Microsoft‘s market cap has surpassed a staggering $2 trillion USD for the very first time.
The tech giant first reached that milestone during trading on Tuesday shortly after it unveiled its latest Windows 11 operating system, although its market cap dipped back down slightly and closed on Thursday at $266.69 USD per share. The new achievement has marked incredible progress for the company in recent years, doubling its market cap over just the past two years and growing its value by over 600 percent since its current CEO Satya Nadella took up the position seven years ago.

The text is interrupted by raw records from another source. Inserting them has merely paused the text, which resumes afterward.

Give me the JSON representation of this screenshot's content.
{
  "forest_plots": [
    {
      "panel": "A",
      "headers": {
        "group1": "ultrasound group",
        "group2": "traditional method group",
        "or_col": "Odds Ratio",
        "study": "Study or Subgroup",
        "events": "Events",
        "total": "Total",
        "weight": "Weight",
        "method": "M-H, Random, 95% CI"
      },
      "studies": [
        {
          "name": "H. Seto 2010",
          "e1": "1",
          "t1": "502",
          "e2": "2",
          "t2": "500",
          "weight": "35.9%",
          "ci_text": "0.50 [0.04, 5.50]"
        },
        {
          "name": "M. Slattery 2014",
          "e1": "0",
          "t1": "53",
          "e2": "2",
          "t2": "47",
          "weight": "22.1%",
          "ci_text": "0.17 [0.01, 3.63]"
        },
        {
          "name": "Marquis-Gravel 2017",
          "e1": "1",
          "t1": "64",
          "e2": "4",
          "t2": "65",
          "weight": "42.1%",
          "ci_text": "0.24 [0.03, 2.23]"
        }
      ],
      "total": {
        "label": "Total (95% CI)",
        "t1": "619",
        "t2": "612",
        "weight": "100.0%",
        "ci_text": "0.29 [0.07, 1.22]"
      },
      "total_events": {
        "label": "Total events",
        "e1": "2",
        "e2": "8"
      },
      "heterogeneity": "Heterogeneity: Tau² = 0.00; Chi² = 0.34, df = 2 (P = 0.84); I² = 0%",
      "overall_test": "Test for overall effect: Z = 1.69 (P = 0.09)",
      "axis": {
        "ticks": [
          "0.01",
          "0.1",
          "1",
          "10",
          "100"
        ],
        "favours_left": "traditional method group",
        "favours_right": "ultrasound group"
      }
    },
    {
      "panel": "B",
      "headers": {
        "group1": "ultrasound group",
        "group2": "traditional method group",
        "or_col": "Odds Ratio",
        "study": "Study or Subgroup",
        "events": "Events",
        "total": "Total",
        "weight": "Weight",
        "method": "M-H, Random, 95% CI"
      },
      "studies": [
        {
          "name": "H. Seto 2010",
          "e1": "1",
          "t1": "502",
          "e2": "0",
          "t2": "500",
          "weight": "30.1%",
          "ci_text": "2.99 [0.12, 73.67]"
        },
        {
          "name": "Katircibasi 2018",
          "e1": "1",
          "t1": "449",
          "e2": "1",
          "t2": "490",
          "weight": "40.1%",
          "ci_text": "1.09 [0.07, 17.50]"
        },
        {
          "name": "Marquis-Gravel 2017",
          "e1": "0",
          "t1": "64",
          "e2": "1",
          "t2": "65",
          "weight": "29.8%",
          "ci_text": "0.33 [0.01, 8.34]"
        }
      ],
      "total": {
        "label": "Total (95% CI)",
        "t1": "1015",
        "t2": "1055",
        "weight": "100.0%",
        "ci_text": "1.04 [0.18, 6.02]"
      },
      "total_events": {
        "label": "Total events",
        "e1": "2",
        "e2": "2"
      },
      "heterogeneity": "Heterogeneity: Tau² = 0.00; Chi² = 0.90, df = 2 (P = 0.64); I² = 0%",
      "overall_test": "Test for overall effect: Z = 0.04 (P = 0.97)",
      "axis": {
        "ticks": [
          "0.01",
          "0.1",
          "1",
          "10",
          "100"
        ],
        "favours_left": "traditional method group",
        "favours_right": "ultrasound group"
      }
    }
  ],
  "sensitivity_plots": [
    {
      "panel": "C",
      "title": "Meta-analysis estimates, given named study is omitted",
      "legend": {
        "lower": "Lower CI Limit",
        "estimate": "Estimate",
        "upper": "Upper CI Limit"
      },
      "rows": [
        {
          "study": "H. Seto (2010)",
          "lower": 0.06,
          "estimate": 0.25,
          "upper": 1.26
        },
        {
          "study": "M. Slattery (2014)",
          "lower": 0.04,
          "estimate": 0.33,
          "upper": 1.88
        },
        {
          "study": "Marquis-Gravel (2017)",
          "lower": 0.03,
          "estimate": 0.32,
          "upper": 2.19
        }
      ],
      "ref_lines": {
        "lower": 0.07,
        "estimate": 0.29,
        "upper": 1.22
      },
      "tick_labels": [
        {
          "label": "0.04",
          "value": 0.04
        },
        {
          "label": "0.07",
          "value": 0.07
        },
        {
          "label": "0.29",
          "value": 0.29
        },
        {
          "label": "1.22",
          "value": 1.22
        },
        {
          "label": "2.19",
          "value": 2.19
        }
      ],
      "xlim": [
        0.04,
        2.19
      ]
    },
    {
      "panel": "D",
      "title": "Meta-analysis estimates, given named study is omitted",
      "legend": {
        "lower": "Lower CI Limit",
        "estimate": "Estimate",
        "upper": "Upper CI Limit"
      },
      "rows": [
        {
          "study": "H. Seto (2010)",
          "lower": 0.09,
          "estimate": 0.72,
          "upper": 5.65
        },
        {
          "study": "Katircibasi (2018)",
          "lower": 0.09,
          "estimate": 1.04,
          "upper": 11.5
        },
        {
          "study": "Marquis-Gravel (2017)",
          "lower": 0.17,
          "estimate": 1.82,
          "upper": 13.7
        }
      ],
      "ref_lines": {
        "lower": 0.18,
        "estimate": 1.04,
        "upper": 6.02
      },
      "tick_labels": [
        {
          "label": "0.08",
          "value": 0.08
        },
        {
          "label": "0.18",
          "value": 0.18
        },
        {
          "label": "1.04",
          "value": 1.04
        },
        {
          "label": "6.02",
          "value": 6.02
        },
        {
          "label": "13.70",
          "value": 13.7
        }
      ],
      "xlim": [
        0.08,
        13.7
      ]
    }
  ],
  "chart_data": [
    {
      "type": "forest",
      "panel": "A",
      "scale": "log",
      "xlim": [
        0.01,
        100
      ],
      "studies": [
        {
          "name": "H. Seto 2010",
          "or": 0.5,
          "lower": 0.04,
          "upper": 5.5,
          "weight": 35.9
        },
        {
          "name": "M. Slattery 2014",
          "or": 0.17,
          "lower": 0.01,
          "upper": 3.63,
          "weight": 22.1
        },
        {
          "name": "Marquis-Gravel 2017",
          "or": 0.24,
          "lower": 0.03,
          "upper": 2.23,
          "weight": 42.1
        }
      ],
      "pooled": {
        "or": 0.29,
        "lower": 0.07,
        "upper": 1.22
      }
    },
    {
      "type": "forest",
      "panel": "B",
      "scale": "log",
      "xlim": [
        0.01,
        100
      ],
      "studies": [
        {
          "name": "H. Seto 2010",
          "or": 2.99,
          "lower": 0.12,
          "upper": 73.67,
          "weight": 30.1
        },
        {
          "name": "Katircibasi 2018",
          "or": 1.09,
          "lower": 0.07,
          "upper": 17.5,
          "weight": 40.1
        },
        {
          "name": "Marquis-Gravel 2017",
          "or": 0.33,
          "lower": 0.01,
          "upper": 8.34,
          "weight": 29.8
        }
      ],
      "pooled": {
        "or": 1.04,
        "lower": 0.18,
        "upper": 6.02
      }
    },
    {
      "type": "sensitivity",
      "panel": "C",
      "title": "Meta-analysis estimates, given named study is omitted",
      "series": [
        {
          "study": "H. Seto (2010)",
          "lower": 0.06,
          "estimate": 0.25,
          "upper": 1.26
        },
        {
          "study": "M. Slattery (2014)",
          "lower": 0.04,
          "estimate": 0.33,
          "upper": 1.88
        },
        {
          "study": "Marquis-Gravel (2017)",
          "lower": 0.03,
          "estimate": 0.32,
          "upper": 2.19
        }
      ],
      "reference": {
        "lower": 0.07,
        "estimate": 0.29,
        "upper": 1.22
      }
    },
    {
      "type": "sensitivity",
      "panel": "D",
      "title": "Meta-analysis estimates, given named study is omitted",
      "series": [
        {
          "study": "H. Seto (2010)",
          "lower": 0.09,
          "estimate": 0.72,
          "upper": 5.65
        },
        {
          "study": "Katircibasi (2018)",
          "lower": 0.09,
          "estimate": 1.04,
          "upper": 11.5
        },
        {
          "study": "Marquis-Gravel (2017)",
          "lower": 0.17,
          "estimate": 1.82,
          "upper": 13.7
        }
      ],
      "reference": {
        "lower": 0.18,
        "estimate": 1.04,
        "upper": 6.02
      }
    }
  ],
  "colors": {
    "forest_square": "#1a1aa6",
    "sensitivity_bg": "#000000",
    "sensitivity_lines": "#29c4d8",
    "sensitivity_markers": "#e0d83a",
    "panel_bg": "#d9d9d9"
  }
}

MICROSOFT AND IBM sent congratulatory public messages to president-elect Joe Biden this month. Both expressed hope that his administration would ease the nation’s political divisions, and suggested it consider crafting the first federal rules governing face recognition.
In case it wasn’t clear already, Nintendo has completely turned things around from the failure that was the Wii U. According to data from the reliable NPD Group, Nintendo sold more than 8.7 million Switch consoles in the US from its launch in March 2017 through November of 2018, putting it on a faster pace than the other “current generation” consoles from Microsoft and Sony after the same amount of time following their releases. It’s a bit of a convoluted measure, and in pure numbers there are certainly more Xbox One and PS4 consoles (both of which launched in the fall 2013) out in the wild, but there’s no doubt that Nintendo is in a better spot than they were before the Switch arrived.
This week, The New York Times reported that tech companies met with US government officials to discuss security and possible foreign influence around the 2018 midterm elections. Representatives from Amazon, Google, Twitter, Oath, Microsoft, Snap and Apple met at Facebook’s headquarters in California. Christopher Krebs, an under secretary for the Department of Homeland Security, and an unnamed representative from the FBI’s foreign influence task force were present at the meeting.
Microsoft’s Kinect, the depth-sensing, motion-tracking technology, might be dead as a product, but the hardware lives on, and is being used for far more than just video games now. This experimental film by Marcin Nowrotek mixes 3D footage of jazz musicians with 3D animations to create a music video where the musicians almost appear to leap off your screen. Continue reading Feel Like a Part of This Jazz Band Captured With a Depth-Sensing Microsoft Kinect Camera